Falls and fall related injuries are age related problems and the world’s population is aging rapidly. Between July 1999 and July 2000, the total size of the world’s older adult population increased by 9.5 million people.34 Although the industrialized nations of Europe, North America, and Japan have the highest percentages of older adults, 59% of the world’s elderly live in developing countries.34 Women live longer than men and typically marry men older than themselves. Therefore, virtually all countries have higher numbers of older women than men. It is reasonable to expect that older women in many countries, like those in the US, will be disproportionately affected by fall related injuries.
IMPLICATIONS FOR PREVENTION
This is the first US study to quantify gender differences for non-fatal unintentional fall related injuries among adults aged 65 years and older treated in EDs. Nationally, an estimated 1.64 million older adults were treated for fall related injuries in 2001 and 340 000 of those treated were hospitalized. And, as our population ages, the number of fall injuries will increase. This represents an enormous burden to individuals, society, and to the healthcare system. Non-fatal fall related injuries disproportionately affect the health and quality of life of older women, who comprise 58% of the US population over age 65.11. Because the US population is aging, this problem will increase unless we take preventive action.
Much is known about effective fall prevention strategies.14,35 We now need to refine, promote, and implement these interventions. We also need to learn how to successfully disseminate intervention programs and to promote widespread adoption at local level. In addition, further research is needed to tailor interventions for populations with differing characteristics and risk factors, and to determine the underlying causes and/or circumstances of falls and how these differ for men and women. Clarifying these differences and obtaining information about the location and events preceding a fall related injury is vital to identifying high risk behaviors and situations, and for developing and implementing targeted fall prevention strategies.
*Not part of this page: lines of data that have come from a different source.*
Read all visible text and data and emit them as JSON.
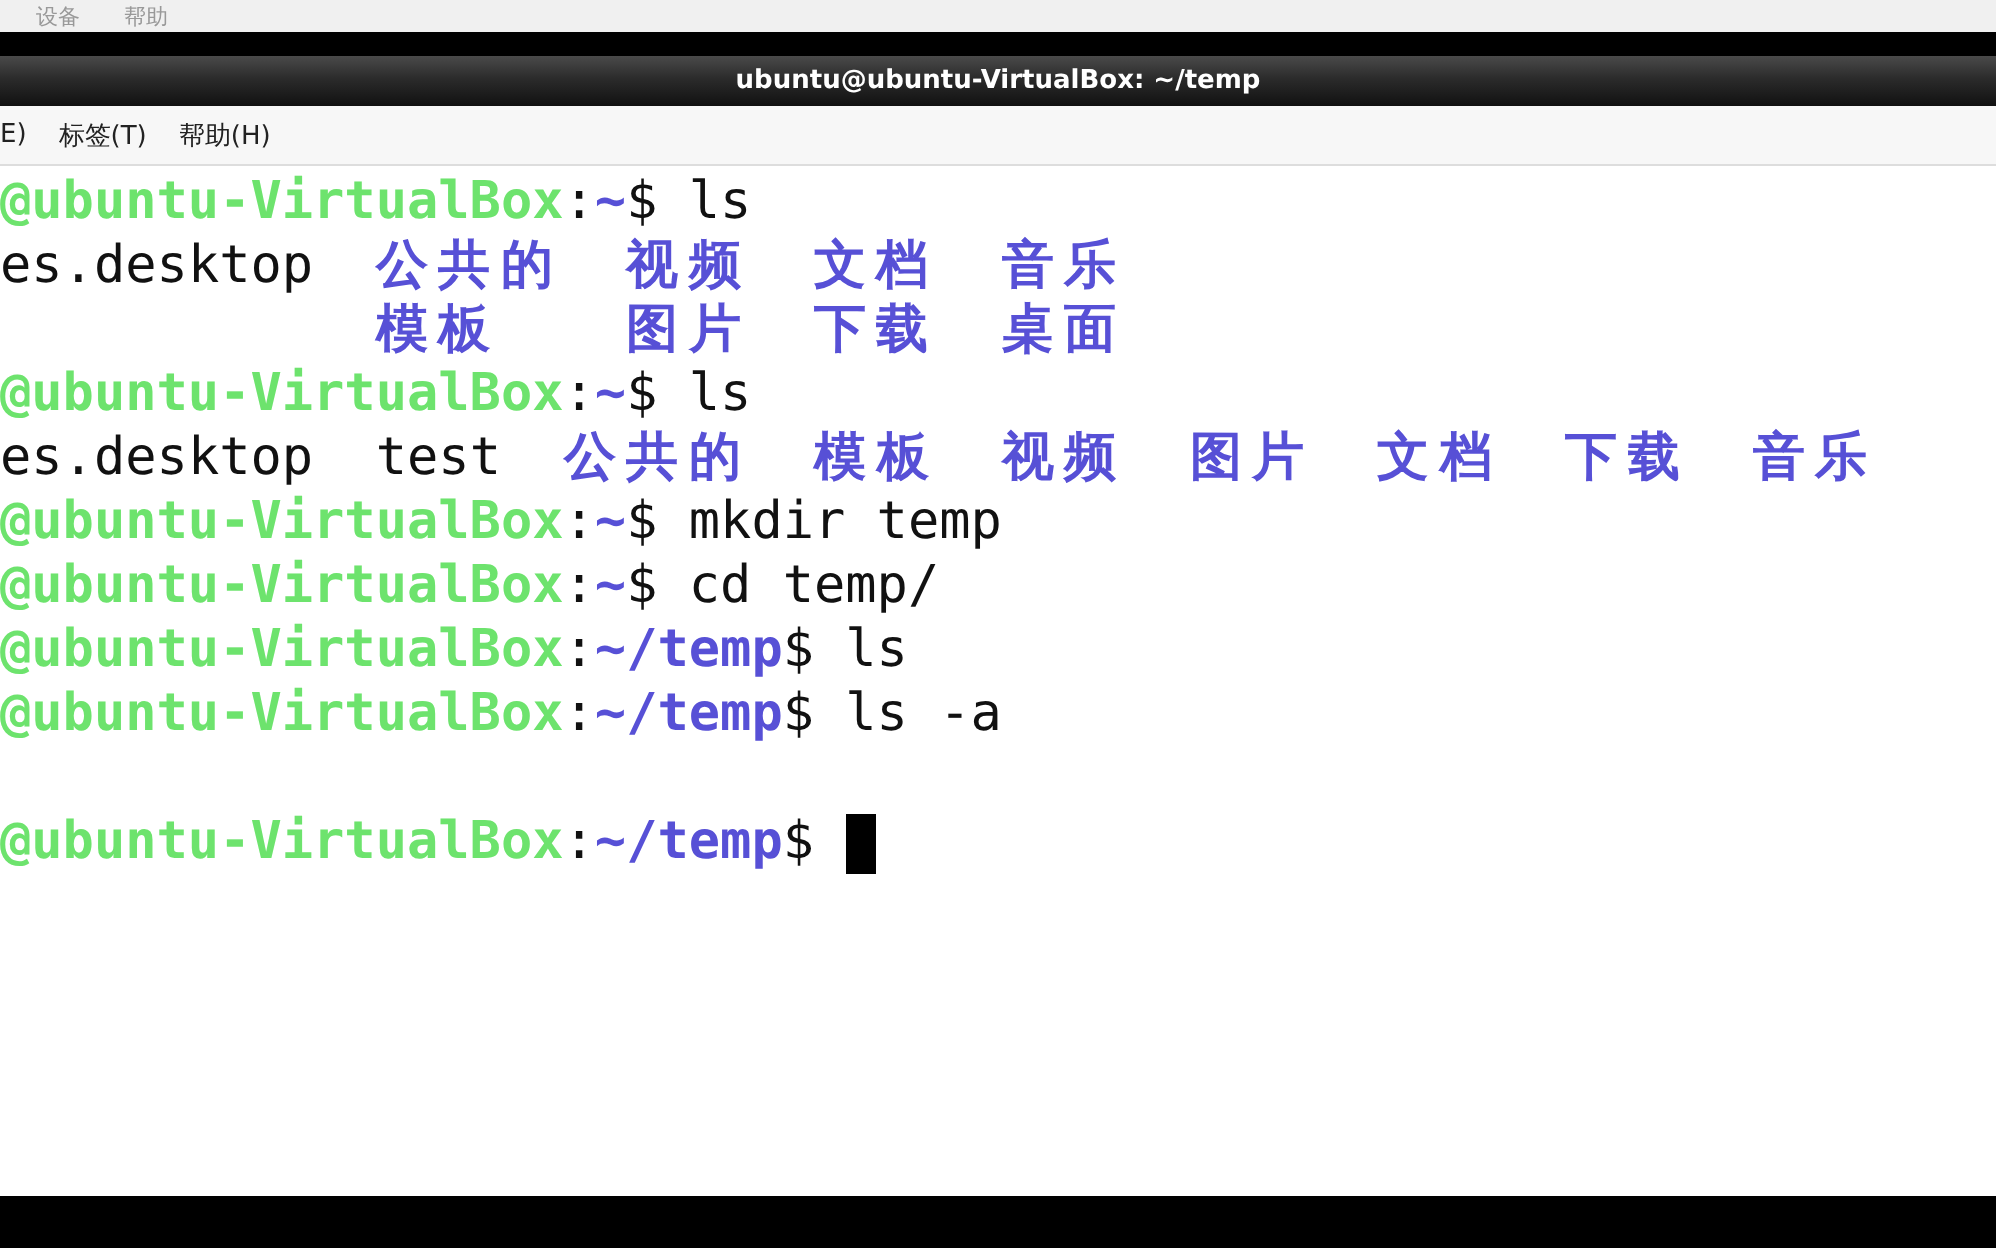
{
  "host_menu": [
    "设备",
    "帮助"
  ],
  "window": {
    "title": "ubuntu@ubuntu-VirtualBox: ~/temp"
  },
  "menu": [
    "E)",
    "标签(T)",
    "帮助(H)"
  ],
  "terminal": {
    "lines": [
      {
        "kind": "prompt",
        "host": "@ubuntu-VirtualBox",
        "separator": ":",
        "path": "~",
        "sign": "$",
        "command": "ls"
      },
      {
        "kind": "listing",
        "columns": [
          [
            {
              "name": "es.desktop",
              "kind": "file"
            }
          ],
          [
            {
              "name": "公共的",
              "kind": "dir"
            },
            {
              "name": "模板",
              "kind": "dir"
            }
          ],
          [
            {
              "name": "视频",
              "kind": "dir"
            },
            {
              "name": "图片",
              "kind": "dir"
            }
          ],
          [
            {
              "name": "文档",
              "kind": "dir"
            },
            {
              "name": "下载",
              "kind": "dir"
            }
          ],
          [
            {
              "name": "音乐",
              "kind": "dir"
            },
            {
              "name": "桌面",
              "kind": "dir"
            }
          ]
        ]
      },
      {
        "kind": "prompt",
        "host": "@ubuntu-VirtualBox",
        "separator": ":",
        "path": "~",
        "sign": "$",
        "command": "ls"
      },
      {
        "kind": "listing",
        "columns": [
          [
            {
              "name": "es.desktop",
              "kind": "file"
            }
          ],
          [
            {
              "name": "test",
              "kind": "file"
            }
          ],
          [
            {
              "name": "公共的",
              "kind": "dir"
            }
          ],
          [
            {
              "name": "模板",
              "kind": "dir"
            }
          ],
          [
            {
              "name": "视频",
              "kind": "dir"
            }
          ],
          [
            {
              "name": "图片",
              "kind": "dir"
            }
          ],
          [
            {
              "name": "文档",
              "kind": "dir"
            }
          ],
          [
            {
              "name": "下载",
              "kind": "dir"
            }
          ],
          [
            {
              "name": "音乐",
              "kind": "dir"
            }
          ]
        ]
      },
      {
        "kind": "prompt",
        "host": "@ubuntu-VirtualBox",
        "separator": ":",
        "path": "~",
        "sign": "$",
        "command": "mkdir temp"
      },
      {
        "kind": "prompt",
        "host": "@ubuntu-VirtualBox",
        "separator": ":",
        "path": "~",
        "sign": "$",
        "command": "cd temp/"
      },
      {
        "kind": "prompt",
        "host": "@ubuntu-VirtualBox",
        "separator": ":",
        "path": "~/temp",
        "sign": "$",
        "command": "ls"
      },
      {
        "kind": "prompt",
        "host": "@ubuntu-VirtualBox",
        "separator": ":",
        "path": "~/temp",
        "sign": "$",
        "command": "ls -a"
      },
      {
        "kind": "blank"
      },
      {
        "kind": "prompt",
        "host": "@ubuntu-VirtualBox",
        "separator": ":",
        "path": "~/temp",
        "sign": "$",
        "cursor": true
      }
    ]
  }
}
The authors thank Ms Patricia Holmgreen for her statistical assistance.